Share this post


Link to post
Share on other sites
Investment: In finance, the purchase of a financial product or other item of value with an expectation of favorable future returns. In general terms, investment means the use money in the hope of making more money.

 

The way I was raised a house was not looked at as an investment; it was just shelter.

I don't think anyone in my family has ever sold a home/land. I have some relatives that have lived in their homes for over 50 years.

 

My ex-husband chose to live in ATL. I didn't want to live there because of the high cost of living.

($850 rent for a 2br apartment, RIDICULOUS!)

 

I mentioned that if he (keyword: he; cause i ain't paying for anything!) was going to spend that much in rent he should buy a house.

We went looking at townhouses & condos.

 

Another thing which I thought was TOTALLY RIDICULOUS!

Why would someone pay for a home that's connected to 4 other homes. That to me sounds like an APARTMENT. Might as well continue to pay rent!

 

Then y'all should have seen the price of the townhouses.........200k to 300k!

Then the one he liked was $330,000!

I showed my country a-z-z in the realty office...

"$330,000!!! Do you know how my TRAILERS I could buy with 330k!"

 

 

I consider my primary home as a shelter first and an investment second. We were in the same situation about 2 years ago and in the same city too. We were paying about $850 a month for a 2br apt near my work in North Atlanta just inside loop 285. We looked at houses in the area and what I really wanted was in the $450K and up. The new town homes started at $200K (1br) up to $500K. I considered commuting an 1hr+ from the suburbs, but we ended up making a decision to leave Atlanta for a cheaper COL area.

 

It was a great decision for us. I ended up getting a transfer and making the same amount. My drive is the same as before and our brand new house is at least $300K cheaper than back in Atlanta. It's nice knowing I will not be spending the next 15+ years paying off my primary home.

Edited by texastech97

Share this post


Link to post
Share on other sites

Join the conversation

You can post now and register later.

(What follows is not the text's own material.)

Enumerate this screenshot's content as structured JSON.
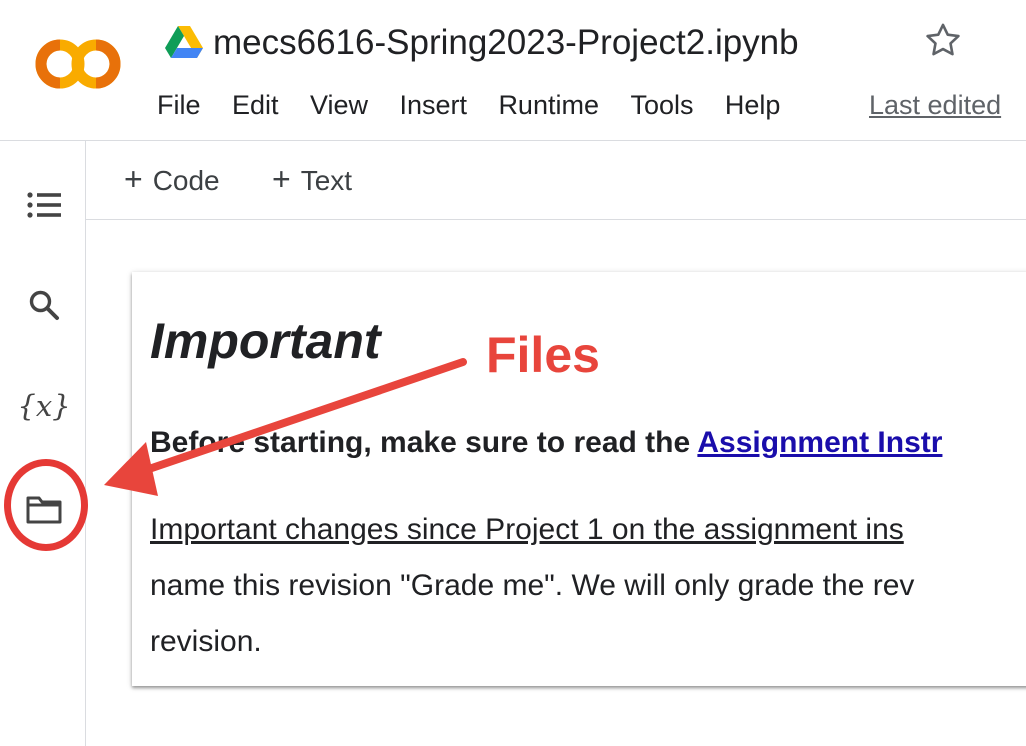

If you have an account, sign in now to post with your account.
Note: Your post will require moderator approval before it will be visible.

Guest
Reply to this topic...

×   Pasted as rich text.   Paste as plain text instead

  Only 75 emoji are allowed.

×   Your link has been automatically embedded.   Display as a link instead

×   Your previous content has been restored.   Clear editor

×   You cannot paste images directly. Upload or insert images from URL.

Sign in to follow this  




  • Today's Birthdays

    No users celebrating today.
  • Member Statistics

    • Total Members
      177,739
    • Most Online
      1,528

    Newest Member
    mikeh714
    Joined

About Us

Since 2003, creditboards.com has helped thousands of people repair their credit, force abusive collection agents to follow the law, ensure proper reporting by credit reporting agencies, and provided financial education to help avoid the pitfalls that can lead to negative tradelines.
×
×
  • Create New...

Important Information

Guidelines